* SUPPLIED ENTRIES *
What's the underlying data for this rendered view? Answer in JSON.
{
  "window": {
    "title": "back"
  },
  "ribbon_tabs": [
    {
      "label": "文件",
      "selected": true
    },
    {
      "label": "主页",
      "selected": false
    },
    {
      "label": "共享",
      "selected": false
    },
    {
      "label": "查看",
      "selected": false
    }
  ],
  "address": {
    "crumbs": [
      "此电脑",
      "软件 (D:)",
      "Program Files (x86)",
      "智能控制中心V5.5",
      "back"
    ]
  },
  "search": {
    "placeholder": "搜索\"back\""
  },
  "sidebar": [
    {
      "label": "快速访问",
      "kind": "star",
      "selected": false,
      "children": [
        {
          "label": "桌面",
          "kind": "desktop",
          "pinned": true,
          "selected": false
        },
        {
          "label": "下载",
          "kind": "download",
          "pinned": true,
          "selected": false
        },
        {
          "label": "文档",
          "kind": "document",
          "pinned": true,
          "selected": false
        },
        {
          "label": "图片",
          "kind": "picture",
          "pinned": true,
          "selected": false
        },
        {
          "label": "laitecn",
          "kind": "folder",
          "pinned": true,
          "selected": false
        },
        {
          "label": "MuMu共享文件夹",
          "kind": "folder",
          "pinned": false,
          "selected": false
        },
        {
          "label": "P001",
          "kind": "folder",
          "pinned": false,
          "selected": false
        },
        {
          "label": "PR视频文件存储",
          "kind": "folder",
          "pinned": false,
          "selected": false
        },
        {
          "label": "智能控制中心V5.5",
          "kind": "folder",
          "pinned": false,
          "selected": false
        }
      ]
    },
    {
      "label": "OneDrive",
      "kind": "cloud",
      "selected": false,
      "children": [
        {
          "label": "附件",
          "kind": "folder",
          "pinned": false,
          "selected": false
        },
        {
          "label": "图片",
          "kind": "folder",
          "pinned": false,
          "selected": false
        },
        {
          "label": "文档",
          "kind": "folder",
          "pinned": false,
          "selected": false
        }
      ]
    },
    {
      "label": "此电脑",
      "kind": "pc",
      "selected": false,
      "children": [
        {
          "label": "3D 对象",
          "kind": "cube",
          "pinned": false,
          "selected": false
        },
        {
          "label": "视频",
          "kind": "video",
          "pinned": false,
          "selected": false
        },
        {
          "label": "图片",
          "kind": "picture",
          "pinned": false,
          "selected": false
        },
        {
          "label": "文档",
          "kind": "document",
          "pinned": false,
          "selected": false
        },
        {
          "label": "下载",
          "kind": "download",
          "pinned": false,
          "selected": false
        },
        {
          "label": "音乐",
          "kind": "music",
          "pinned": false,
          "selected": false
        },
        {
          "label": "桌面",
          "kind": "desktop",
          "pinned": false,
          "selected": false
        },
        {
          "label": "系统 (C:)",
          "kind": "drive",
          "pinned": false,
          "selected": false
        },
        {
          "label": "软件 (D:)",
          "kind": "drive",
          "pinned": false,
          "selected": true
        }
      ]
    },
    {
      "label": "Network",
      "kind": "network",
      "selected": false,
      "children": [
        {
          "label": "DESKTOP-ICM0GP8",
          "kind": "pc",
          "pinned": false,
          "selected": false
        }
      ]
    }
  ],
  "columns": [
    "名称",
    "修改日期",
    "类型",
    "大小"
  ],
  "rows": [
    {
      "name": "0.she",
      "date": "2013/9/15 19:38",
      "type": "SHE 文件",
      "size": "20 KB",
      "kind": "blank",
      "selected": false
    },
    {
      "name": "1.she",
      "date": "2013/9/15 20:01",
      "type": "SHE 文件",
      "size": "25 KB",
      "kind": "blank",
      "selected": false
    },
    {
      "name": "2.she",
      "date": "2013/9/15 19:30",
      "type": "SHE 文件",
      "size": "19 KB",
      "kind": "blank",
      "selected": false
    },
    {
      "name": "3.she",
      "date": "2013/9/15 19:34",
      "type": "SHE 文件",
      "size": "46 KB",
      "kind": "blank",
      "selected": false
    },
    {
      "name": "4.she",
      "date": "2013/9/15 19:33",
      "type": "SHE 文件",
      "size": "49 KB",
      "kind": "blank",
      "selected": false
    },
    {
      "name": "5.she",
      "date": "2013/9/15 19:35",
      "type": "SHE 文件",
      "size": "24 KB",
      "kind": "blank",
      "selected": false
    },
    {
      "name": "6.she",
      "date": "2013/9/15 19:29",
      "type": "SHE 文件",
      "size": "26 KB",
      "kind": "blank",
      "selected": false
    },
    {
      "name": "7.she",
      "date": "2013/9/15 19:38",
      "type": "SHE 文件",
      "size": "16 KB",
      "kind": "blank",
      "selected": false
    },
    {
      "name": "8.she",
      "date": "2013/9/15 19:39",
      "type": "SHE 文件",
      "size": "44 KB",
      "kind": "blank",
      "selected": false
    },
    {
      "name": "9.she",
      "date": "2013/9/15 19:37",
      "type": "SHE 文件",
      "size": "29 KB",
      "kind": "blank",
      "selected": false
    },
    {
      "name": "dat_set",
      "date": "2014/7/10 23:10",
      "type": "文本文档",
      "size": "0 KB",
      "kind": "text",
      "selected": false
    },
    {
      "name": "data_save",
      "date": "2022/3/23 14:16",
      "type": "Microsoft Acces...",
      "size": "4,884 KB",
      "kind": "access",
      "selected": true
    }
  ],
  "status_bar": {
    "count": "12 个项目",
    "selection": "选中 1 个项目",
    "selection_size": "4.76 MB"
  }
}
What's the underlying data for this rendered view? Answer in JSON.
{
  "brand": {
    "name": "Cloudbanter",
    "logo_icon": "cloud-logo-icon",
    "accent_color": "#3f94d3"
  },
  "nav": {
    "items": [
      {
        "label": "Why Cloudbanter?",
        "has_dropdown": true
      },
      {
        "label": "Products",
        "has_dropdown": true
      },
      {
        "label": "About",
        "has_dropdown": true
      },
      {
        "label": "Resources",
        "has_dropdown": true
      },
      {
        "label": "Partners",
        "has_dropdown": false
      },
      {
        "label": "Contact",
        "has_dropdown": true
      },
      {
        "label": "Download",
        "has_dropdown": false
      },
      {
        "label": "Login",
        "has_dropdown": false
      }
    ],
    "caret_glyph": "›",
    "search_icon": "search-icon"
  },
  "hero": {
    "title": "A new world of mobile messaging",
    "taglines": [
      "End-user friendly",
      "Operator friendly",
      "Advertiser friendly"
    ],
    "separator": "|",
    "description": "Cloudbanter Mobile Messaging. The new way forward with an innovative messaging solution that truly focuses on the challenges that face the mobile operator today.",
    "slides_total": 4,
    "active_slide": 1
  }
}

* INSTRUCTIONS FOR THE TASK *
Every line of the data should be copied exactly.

* FINISHED TASK *
What's the underlying data for this rendered view? Answer in JSON.
{
  "window": {
    "title": "back"
  },
  "ribbon_tabs": [
    {
      "label": "文件",
      "selected": true
    },
    {
      "label": "主页",
      "selected": false
    },
    {
      "label": "共享",
      "selected": false
    },
    {
      "label": "查看",
      "selected": false
    }
  ],
  "address": {
    "crumbs": [
      "此电脑",
      "软件 (D:)",
      "Program Files (x86)",
      "智能控制中心V5.5",
      "back"
    ]
  },
  "search": {
    "placeholder": "搜索\"back\""
  },
  "sidebar": [
    {
      "label": "快速访问",
      "kind": "star",
      "selected": false,
      "children": [
        {
          "label": "桌面",
          "kind": "desktop",
          "pinned": true,
          "selected": false
        },
        {
          "label": "下载",
          "kind": "download",
          "pinned": true,
          "selected": false
        },
        {
          "label": "文档",
          "kind": "document",
          "pinned": true,
          "selected": false
        },
        {
          "label": "图片",
          "kind": "picture",
          "pinned": true,
          "selected": false
        },
        {
          "label": "laitecn",
          "kind": "folder",
          "pinned": true,
          "selected": false
        },
        {
          "label": "MuMu共享文件夹",
          "kind": "folder",
          "pinned": false,
          "selected": false
        },
        {
          "label": "P001",
          "kind": "folder",
          "pinned": false,
          "selected": false
        },
        {
          "label": "PR视频文件存储",
          "kind": "folder",
          "pinned": false,
          "selected": false
        },
        {
          "label": "智能控制中心V5.5",
          "kind": "folder",
          "pinned": false,
          "selected": false
        }
      ]
    },
    {
      "label": "OneDrive",
      "kind": "cloud",
      "selected": false,
      "children": [
        {
          "label": "附件",
          "kind": "folder",
          "pinned": false,
          "selected": false
        },
        {
          "label": "图片",
          "kind": "folder",
          "pinned": false,
          "selected": false
        },
        {
          "label": "文档",
          "kind": "folder",
          "pinned": false,
          "selected": false
        }
      ]
    },
    {
      "label": "此电脑",
      "kind": "pc",
      "selected": false,
      "children": [
        {
          "label": "3D 对象",
          "kind": "cube",
          "pinned": false,
          "selected": false
        },
        {
          "label": "视频",
          "kind": "video",
          "pinned": false,
          "selected": false
        },
        {
          "label": "图片",
          "kind": "picture",
          "pinned": false,
          "selected": false
        },
        {
          "label": "文档",
          "kind": "document",
          "pinned": false,
          "selected": false
        },
        {
          "label": "下载",
          "kind": "download",
          "pinned": false,
          "selected": false
        },
        {
          "label": "音乐",
          "kind": "music",
          "pinned": false,
          "selected": false
        },
        {
          "label": "桌面",
          "kind": "desktop",
          "pinned": false,
          "selected": false
        },
        {
          "label": "系统 (C:)",
          "kind": "drive",
          "pinned": false,
          "selected": false
        },
        {
          "label": "软件 (D:)",
          "kind": "drive",
          "pinned": false,
          "selected": true
        }
      ]
    },
    {
      "label": "Network",
      "kind": "network",
      "selected": false,
      "children": [
        {
          "label": "DESKTOP-ICM0GP8",
          "kind": "pc",
          "pinned": false,
          "selected": false
        }
      ]
    }
  ],
  "columns": [
    "名称",
    "修改日期",
    "类型",
    "大小"
  ],
  "rows": [
    {
      "name": "0.she",
      "date": "2013/9/15 19:38",
      "type": "SHE 文件",
      "size": "20 KB",
      "kind": "blank",
      "selected": false
    },
    {
      "name": "1.she",
      "date": "2013/9/15 20:01",
      "type": "SHE 文件",
      "size": "25 KB",
      "kind": "blank",
      "selected": false
    },
    {
      "name": "2.she",
      "date": "2013/9/15 19:30",
      "type": "SHE 文件",
      "size": "19 KB",
      "kind": "blank",
      "selected": false
    },
    {
      "name": "3.she",
      "date": "2013/9/15 19:34",
      "type": "SHE 文件",
      "size": "46 KB",
      "kind": "blank",
      "selected": false
    },
    {
      "name": "4.she",
      "date": "2013/9/15 19:33",
      "type": "SHE 文件",
      "size": "49 KB",
      "kind": "blank",
      "selected": false
    },
    {
      "name": "5.she",
      "date": "2013/9/15 19:35",
      "type": "SHE 文件",
      "size": "24 KB",
      "kind": "blank",
      "selected": false
    },
    {
      "name": "6.she",
      "date": "2013/9/15 19:29",
      "type": "SHE 文件",
      "size": "26 KB",
      "kind": "blank",
      "selected": false
    },
    {
      "name": "7.she",
      "date": "2013/9/15 19:38",
      "type": "SHE 文件",
      "size": "16 KB",
      "kind": "blank",
      "selected": false
    },
    {
      "name": "8.she",
      "date": "2013/9/15 19:39",
      "type": "SHE 文件",
      "size": "44 KB",
      "kind": "blank",
      "selected": false
    },
    {
      "name": "9.she",
      "date": "2013/9/15 19:37",
      "type": "SHE 文件",
      "size": "29 KB",
      "kind": "blank",
      "selected": false
    },
    {
      "name": "dat_set",
      "date": "2014/7/10 23:10",
      "type": "文本文档",
      "size": "0 KB",
      "kind": "text",
      "selected": false
    },
    {
      "name": "data_save",
      "date": "2022/3/23 14:16",
      "type": "Microsoft Acces...",
      "size": "4,884 KB",
      "kind": "access",
      "selected": true
    }
  ],
  "status_bar": {
    "count": "12 个项目",
    "selection": "选中 1 个项目",
    "selection_size": "4.76 MB"
  }
}
What's the underlying data for this rendered view? Answer in JSON.
{
  "brand": {
    "name": "Cloudbanter",
    "logo_icon": "cloud-logo-icon",
    "accent_color": "#3f94d3"
  },
  "nav": {
    "items": [
      {
        "label": "Why Cloudbanter?",
        "has_dropdown": true
      },
      {
        "label": "Products",
        "has_dropdown": true
      },
      {
        "label": "About",
        "has_dropdown": true
      },
      {
        "label": "Resources",
        "has_dropdown": true
      },
      {
        "label": "Partners",
        "has_dropdown": false
      },
      {
        "label": "Contact",
        "has_dropdown": true
      },
      {
        "label": "Download",
        "has_dropdown": false
      },
      {
        "label": "Login",
        "has_dropdown": false
      }
    ],
    "caret_glyph": "›",
    "search_icon": "search-icon"
  },
  "hero": {
    "title": "A new world of mobile messaging",
    "taglines": [
      "End-user friendly",
      "Operator friendly",
      "Advertiser friendly"
    ],
    "separator": "|",
    "description": "Cloudbanter Mobile Messaging. The new way forward with an innovative messaging solution that truly focuses on the challenges that face the mobile operator today.",
    "slides_total": 4,
    "active_slide": 1
  }
}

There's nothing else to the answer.